It should be the hottest time for blogging, but it is the end of the year now. Seasons´s Holidays are approaching and also student papers must be graded. Couple of days ago I went quickly to Helsinki and stopped for a night in Tallinn, and upon return learned that Latvian Wonderland continues its downward spiralling into crisis.
Today the administrative territorial reform after `` sixteen years of painstaking work of Latvian MP´s`` culminated in 56 AYE´s and 36 NAY´s in the hundred member parliament (the reform was started in 1992, the Administrative law was passed in 1998, and the new administrative territorial division being finalized today). Partner of the existing coalition, the Union of Greens and farmers (ZZS) voted en masse against the motion, and the only one who voted AYE was the speaker of the Saeima Gundars Daudze. People´s Party genosse Mareks Seglins in his interview to the Latvian TV ``Valsts pirmas personas`` program just announced that ZZS with their vote opened the opposition Harmony centre party a way into the future governing coalition, however, without specifying whether it means the exit of ZZS out of the coalition.

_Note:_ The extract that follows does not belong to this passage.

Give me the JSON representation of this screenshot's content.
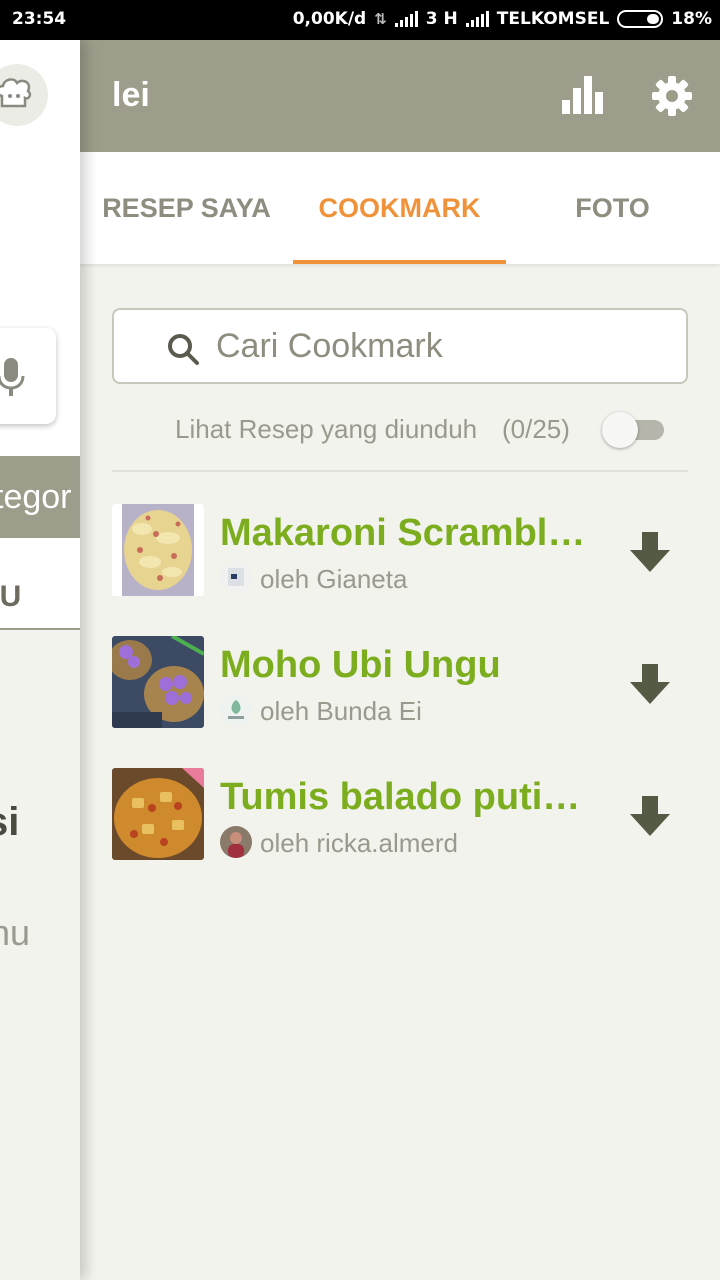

For the present government it is not easy to survive in present circumstances, and today around thousand activists were around the parliament building in Jekaba St. protesting against the territorial reform and parliament´s decision to quadruple the VAT for certain businesses starting from January 1, 2009. As if the exiting problems would not been enough, there was a public pronouncement that would have easily made its author persona non grata just a month ago. Last Friday the Nobel Prize laureate in economics Mr Paul Krugman gave a guest lecture in Stockholm School of Economics. V. Dombrovskis in his blog gives a link, where Paul Krugman openly compared Latvian present economic crisis with the Argentine one in the 1990´s. Argentine was named star pupil of the IMF. While Latvia performed well and IMF closed its office here in 2004, in reality Latvia was not so good pupil of the EU, particularly if we remember how Latvia failed to deliver all the acquis communautaire requirements until May 1, 2004.

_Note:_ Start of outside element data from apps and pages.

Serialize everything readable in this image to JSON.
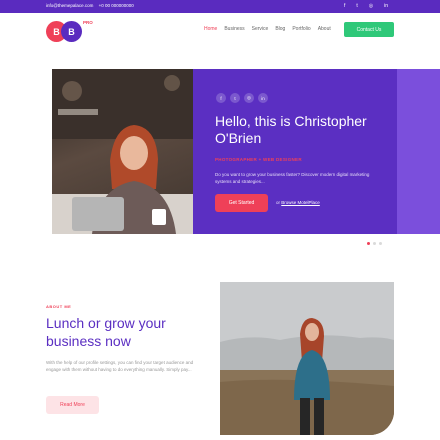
{
  "topbar": {
    "email": "info@themepalace.com",
    "phone": "+0 00 000000000",
    "socials": [
      {
        "icon": "facebook-icon",
        "glyph": "f"
      },
      {
        "icon": "twitter-icon",
        "glyph": "t"
      },
      {
        "icon": "instagram-icon",
        "glyph": "◎"
      },
      {
        "icon": "linkedin-icon",
        "glyph": "in"
      }
    ]
  },
  "header": {
    "logo": {
      "letter1": "B",
      "letter2": "B",
      "badge": "PRO"
    },
    "nav": [
      "Home",
      "Business",
      "Service",
      "Blog",
      "Portfolio",
      "About"
    ],
    "active_nav": "Home",
    "contact_button": "Contact Us"
  },
  "hero": {
    "socials": [
      "f",
      "t",
      "◎",
      "in"
    ],
    "title": "Hello, this is Christopher O'Brien",
    "role": "PHOTOGRAPHER + WEB DESIGNER",
    "description": "Do you want to grow your business faster? Discover modern digital marketing systems and strategies...",
    "primary_button": "Get Started",
    "secondary_prefix": "or",
    "secondary_link": "Browse MotelPlace",
    "slides_total": 3,
    "slide_active": 1
  },
  "about": {
    "kicker": "ABOUT ME",
    "title": "Lunch or grow your business now",
    "text": "With the help of our profile settings, you can find your target audience and engage with them without having to do everything manually. Simply pay...",
    "button": "Read More"
  },
  "colors": {
    "brand_purple": "#5b2fc2",
    "accent_red": "#ef4058",
    "contact_green": "#2fc879"
  }
}
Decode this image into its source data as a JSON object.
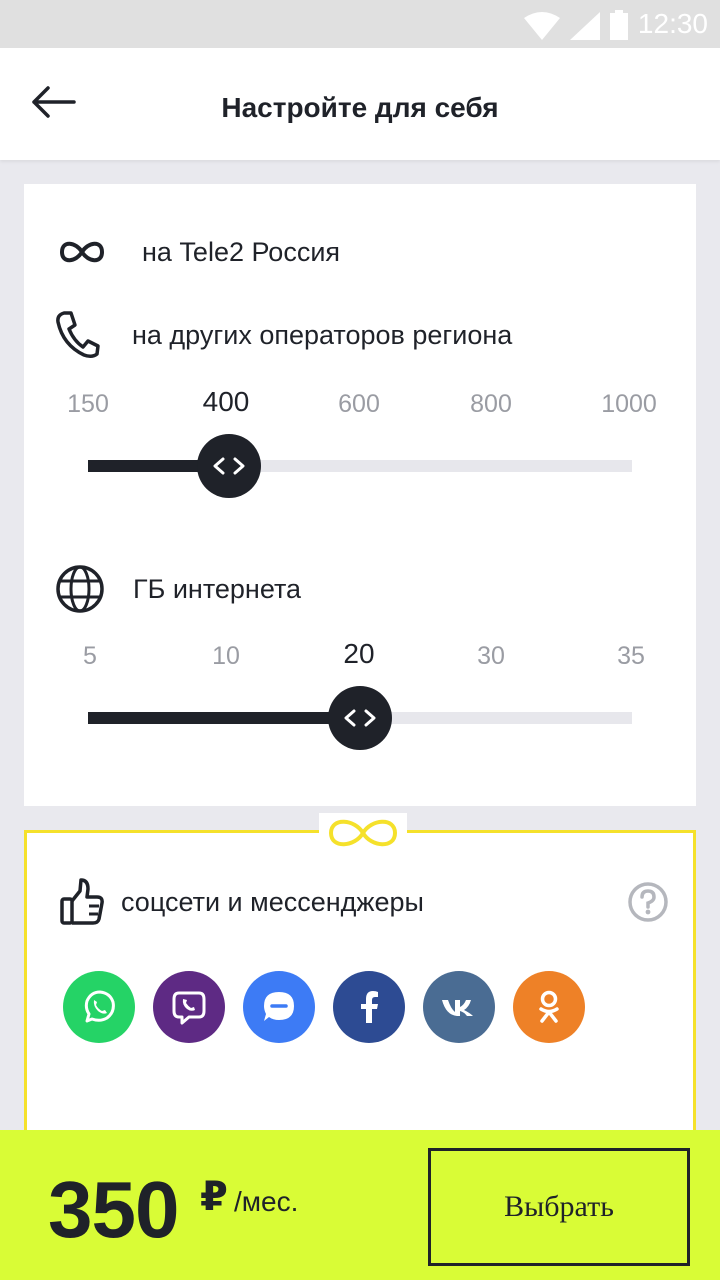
{
  "status_bar": {
    "time": "12:30"
  },
  "header": {
    "title": "Настройте для себя"
  },
  "tariff": {
    "tele2_row": {
      "label": "на Tele2 Россия",
      "icon": "infinity-icon"
    },
    "minutes_row": {
      "label": "на других операторов региона",
      "icon": "phone-icon"
    },
    "minutes_slider": {
      "ticks": [
        "150",
        "400",
        "600",
        "800",
        "1000"
      ],
      "selected": "400",
      "selected_index": 1,
      "fill_fraction": 0.26
    },
    "internet_row": {
      "label": "ГБ интернета",
      "icon": "globe-icon"
    },
    "internet_slider": {
      "ticks": [
        "5",
        "10",
        "20",
        "30",
        "35"
      ],
      "selected": "20",
      "selected_index": 2,
      "fill_fraction": 0.5
    }
  },
  "social": {
    "label": "соцсети и мессенджеры",
    "apps": [
      {
        "name": "whatsapp",
        "icon": "whatsapp-icon",
        "color": "#25d366"
      },
      {
        "name": "viber",
        "icon": "viber-icon",
        "color": "#5e2a84"
      },
      {
        "name": "tamtam",
        "icon": "tamtam-icon",
        "color": "#3d7bf5"
      },
      {
        "name": "facebook",
        "icon": "facebook-icon",
        "color": "#2d4b93"
      },
      {
        "name": "vk",
        "icon": "vk-icon",
        "color": "#4a6c93"
      },
      {
        "name": "odnoklassniki",
        "icon": "odnoklassniki-icon",
        "color": "#ee8127"
      }
    ]
  },
  "bottom_bar": {
    "price": "350",
    "currency": "₽",
    "period": "/мес.",
    "button_label": "Выбрать"
  },
  "colors": {
    "accent": "#d9fc36",
    "border_yellow": "#f5e12b",
    "dark": "#1f2229"
  }
}
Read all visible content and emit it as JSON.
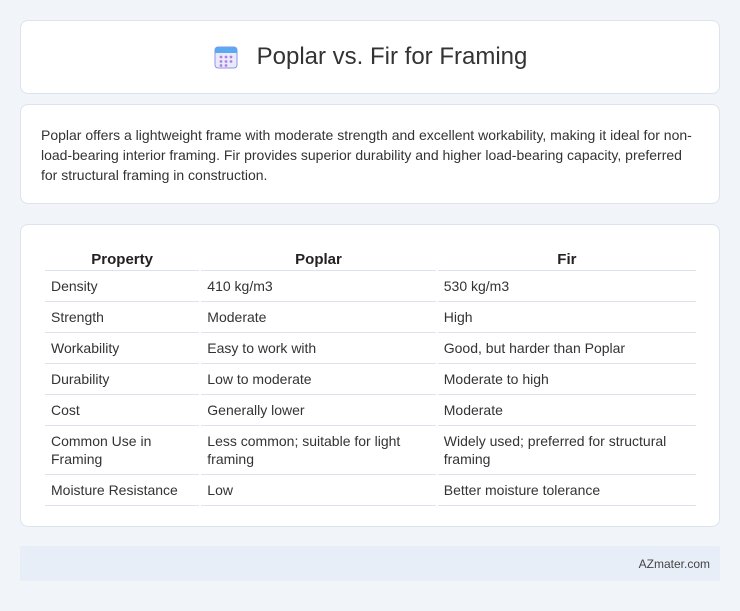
{
  "header": {
    "title": "Poplar vs. Fir for Framing",
    "icon": "calendar-icon"
  },
  "summary": {
    "text": "Poplar offers a lightweight frame with moderate strength and excellent workability, making it ideal for non-load-bearing interior framing. Fir provides superior durability and higher load-bearing capacity, preferred for structural framing in construction."
  },
  "table": {
    "headers": [
      "Property",
      "Poplar",
      "Fir"
    ],
    "rows": [
      [
        "Density",
        "410 kg/m3",
        "530 kg/m3"
      ],
      [
        "Strength",
        "Moderate",
        "High"
      ],
      [
        "Workability",
        "Easy to work with",
        "Good, but harder than Poplar"
      ],
      [
        "Durability",
        "Low to moderate",
        "Moderate to high"
      ],
      [
        "Cost",
        "Generally lower",
        "Moderate"
      ],
      [
        "Common Use in Framing",
        "Less common; suitable for light framing",
        "Widely used; preferred for structural framing"
      ],
      [
        "Moisture Resistance",
        "Low",
        "Better moisture tolerance"
      ]
    ]
  },
  "footer": {
    "text": "AZmater.com"
  },
  "colors": {
    "background": "#f1f4f9",
    "card": "#ffffff",
    "border": "#dde3ec",
    "footer_bg": "#e8eef8",
    "icon_accent": "#7b7fe0"
  }
}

The Argentina meltdown and street riots were widely covered in international media. The dynamics of economic meltdown in both countries is reflected in almost identical macroeconomic data. While the Argentine populace in Buenos Aires was openly rioting for weeks, then Riga and other Latvian towns are still calm. The relative calm is faulty however, because the harsh reality is only slowly setting in for the majority of the Latvian population. Until Season´s Holidays there are not many employers who would disclose their actual plans about the downsizing. While talking with rather few acquaintances from the various businesses I learned that most of the bosses want to reveal the ``real news`` after the New Year´s celebrations... .
The January 5, 2009 wake up in Latvia would be rather harsh and I only wish that the Greek youth calls for pan - European protests would not be followed by similar actions in biggest towns in Latvia, huh, uhh. It is hard to predict exactly how the developments would evolve. However, sporadic pickets in front of the parliament, continued smugness of the PM, and rising unemployment allow me to predict that it will be extremely hard for the government to keep the relative calm in this tiny Baltic republic.